▶ What the task requires: Look through the entries for the string "time", and copy each line that holds it.

▶ Data listing:
====

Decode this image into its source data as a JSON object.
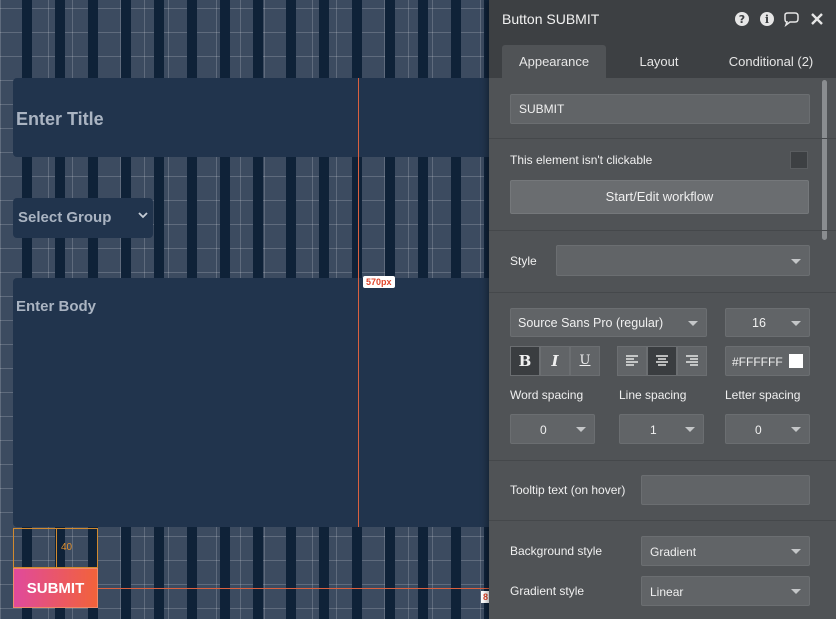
{
  "canvas": {
    "title_placeholder": "Enter Title",
    "group_placeholder": "Select Group",
    "body_placeholder": "Enter Body",
    "submit_label": "SUBMIT",
    "width_badge": "570px",
    "spacing_value": "40",
    "bottom_badge": "8"
  },
  "panel": {
    "title": "Button SUBMIT",
    "icons": [
      "help-icon",
      "info-icon",
      "comment-icon",
      "close-icon"
    ],
    "tabs": [
      {
        "label": "Appearance"
      },
      {
        "label": "Layout"
      },
      {
        "label": "Conditional (2)"
      }
    ],
    "text_value": "SUBMIT",
    "not_clickable_label": "This element isn't clickable",
    "workflow_button": "Start/Edit workflow",
    "style_label": "Style",
    "style_value": "",
    "font_family": "Source Sans Pro (regular)",
    "font_size": "16",
    "format_buttons": [
      "B",
      "I",
      "U"
    ],
    "font_color": "#FFFFFF",
    "word_spacing_label": "Word spacing",
    "line_spacing_label": "Line spacing",
    "letter_spacing_label": "Letter spacing",
    "word_spacing_value": "0",
    "line_spacing_value": "1",
    "letter_spacing_value": "0",
    "tooltip_label": "Tooltip text (on hover)",
    "tooltip_value": "",
    "background_style_label": "Background style",
    "background_style_value": "Gradient",
    "gradient_style_label": "Gradient style",
    "gradient_style_value": "Linear"
  },
  "colors": {
    "button_gradient_start": "#e04a9c",
    "button_gradient_end": "#f2623a",
    "guide": "#d9603f"
  }
}
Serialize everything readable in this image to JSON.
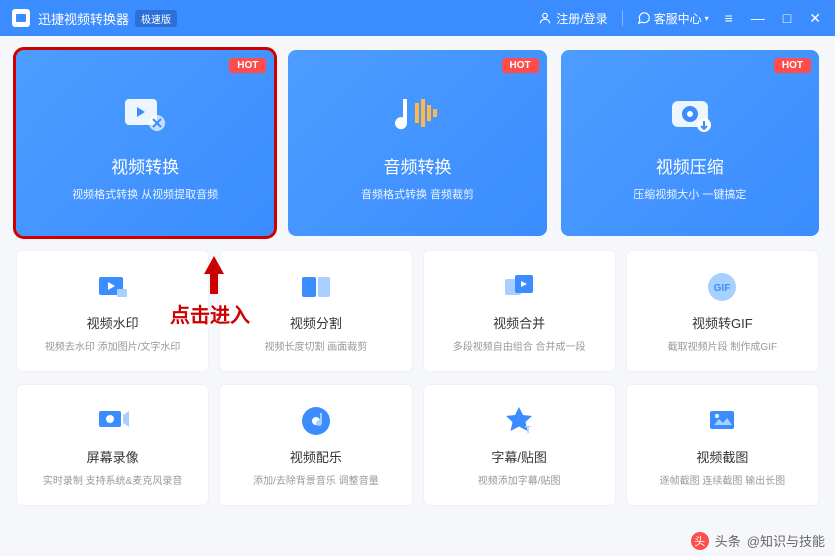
{
  "header": {
    "title": "迅捷视频转换器",
    "badge": "极速版",
    "login": "注册/登录",
    "service": "客服中心"
  },
  "annotation": {
    "text": "点击进入"
  },
  "cards_big": [
    {
      "title": "视频转换",
      "desc": "视频格式转换 从视频提取音频",
      "hot": "HOT"
    },
    {
      "title": "音频转换",
      "desc": "音频格式转换 音频裁剪",
      "hot": "HOT"
    },
    {
      "title": "视频压缩",
      "desc": "压缩视频大小 一键搞定",
      "hot": "HOT"
    }
  ],
  "cards_row2": [
    {
      "title": "视频水印",
      "desc": "视频去水印 添加图片/文字水印"
    },
    {
      "title": "视频分割",
      "desc": "视频长度切割 画面裁剪"
    },
    {
      "title": "视频合并",
      "desc": "多段视频自由组合 合并成一段"
    },
    {
      "title": "视频转GIF",
      "desc": "截取视频片段 制作成GIF"
    }
  ],
  "cards_row3": [
    {
      "title": "屏幕录像",
      "desc": "实时录制 支持系统&麦克风录音"
    },
    {
      "title": "视频配乐",
      "desc": "添加/去除背景音乐 调整音量"
    },
    {
      "title": "字幕/贴图",
      "desc": "视频添加字幕/贴图"
    },
    {
      "title": "视频截图",
      "desc": "逐帧截图 连续截图 输出长图"
    }
  ],
  "watermark": {
    "prefix": "头条",
    "author": "@知识与技能"
  }
}
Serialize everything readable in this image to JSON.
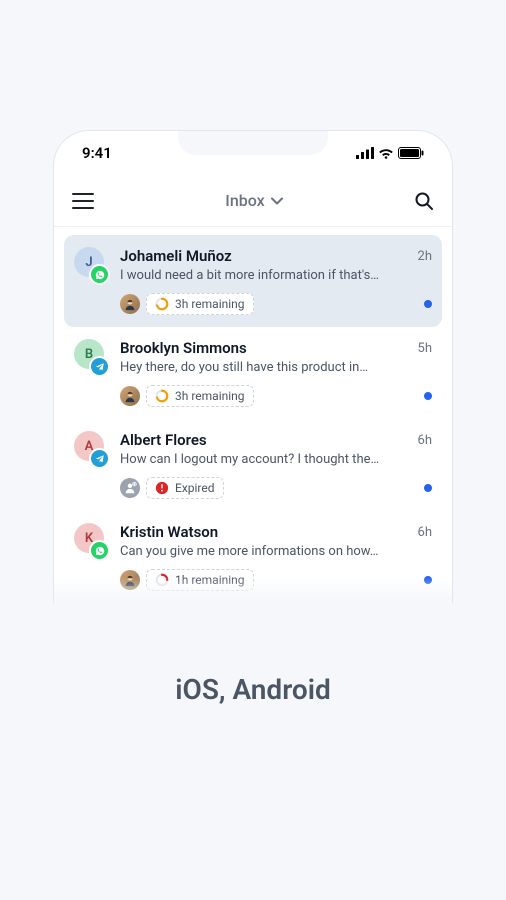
{
  "status": {
    "time": "9:41"
  },
  "navbar": {
    "title": "Inbox"
  },
  "conversations": [
    {
      "initial": "J",
      "avatar_bg": "#c7d9ee",
      "avatar_fg": "#3b5c8a",
      "channel": "whatsapp",
      "name": "Johameli Muñoz",
      "time": "2h",
      "preview": "I would need a bit more information if that's…",
      "assignee": "user",
      "sla_label": "3h remaining",
      "sla_color": "#f59e0b",
      "sla_fraction": 0.7,
      "expired": false,
      "selected": true
    },
    {
      "initial": "B",
      "avatar_bg": "#b8e6c9",
      "avatar_fg": "#2f7a4a",
      "channel": "telegram",
      "name": "Brooklyn Simmons",
      "time": "5h",
      "preview": "Hey there, do you still have this product in…",
      "assignee": "user",
      "sla_label": "3h remaining",
      "sla_color": "#f59e0b",
      "sla_fraction": 0.7,
      "expired": false,
      "selected": false
    },
    {
      "initial": "A",
      "avatar_bg": "#f4c7c7",
      "avatar_fg": "#b03a3a",
      "channel": "telegram",
      "name": "Albert Flores",
      "time": "6h",
      "preview": "How can I logout my account? I thought the…",
      "assignee": "unassigned",
      "sla_label": "Expired",
      "sla_color": "#dc2626",
      "sla_fraction": 1,
      "expired": true,
      "selected": false
    },
    {
      "initial": "K",
      "avatar_bg": "#f4c7c7",
      "avatar_fg": "#b03a3a",
      "channel": "whatsapp",
      "name": "Kristin Watson",
      "time": "6h",
      "preview": "Can you give me more informations on how…",
      "assignee": "user",
      "sla_label": "1h remaining",
      "sla_color": "#dc2626",
      "sla_fraction": 0.25,
      "expired": false,
      "selected": false
    }
  ],
  "footer": {
    "label": "iOS, Android"
  }
}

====

▶ Written answer:
    "time": "9:41"
      "time": "2h",
      "time": "5h",
      "time": "6h",
      "time": "6h",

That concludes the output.